The Department of Health has said the Health Service Executive will have a deficit at the end of the year due to pressure in certain areas including acute hospitals and disability services.
A letter from the Department of Health to the Budgetary Oversight Committee, seen by RTÉ News, says this is a matter of "concern" for the Government.
The HSE had a deficit of €169m at the end last May but it was thought this could be reduced.
The letter says the department is working with the executive to mitigate the deficit and it said savings would be made by the end of the year.
Despite these efforts, the letter says the HSE will have an overrun at the end of the year.
It says that cutting the rehabilitative training allowance for disabled school leavers will save €3.7m over a four-year period.
However, it states that this money will be reinvested into disability day services.
The letter also reveals that the estimated running costs for the new National Children's Hospital have increased by €41m annually.
In a statement, Sinn Féin's Pearse Doherty said the letter shows the Government is unable to manage their budgets.
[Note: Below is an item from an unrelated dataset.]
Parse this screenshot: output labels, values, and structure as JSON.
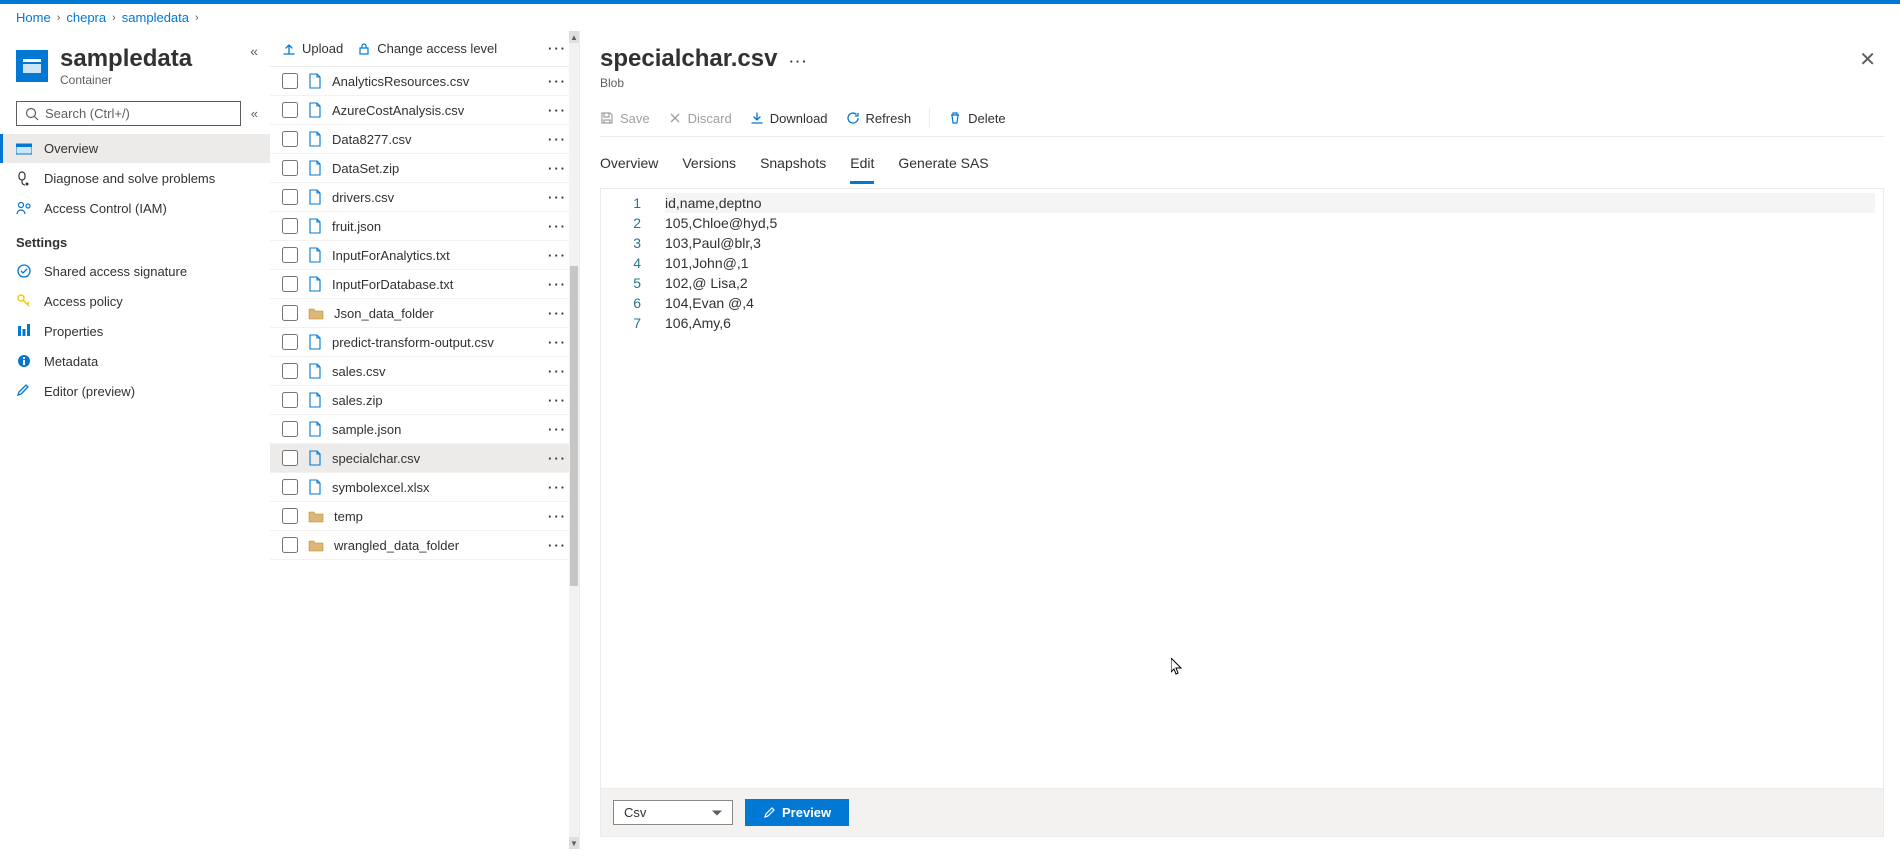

"In an FOI (Freedom of Information) we received last month, the Government confirmed it was hoping to 'break even' through what is described as 'saving actions' in disability and older person services and acute hospitals.
Deputy Doherty also criticised the decision to cut the rehabilitative training scheme.
"This is just one example of the Government's apparent policy to cut the low hanging fruit of the health service to offset their waste and mismanagement in other areas such as the National Children's Hospital."
The new HSE Director General Paul Reid told the Dail's Public Accounts Committee earlier this year that the HSE would break-even by the end of 2019.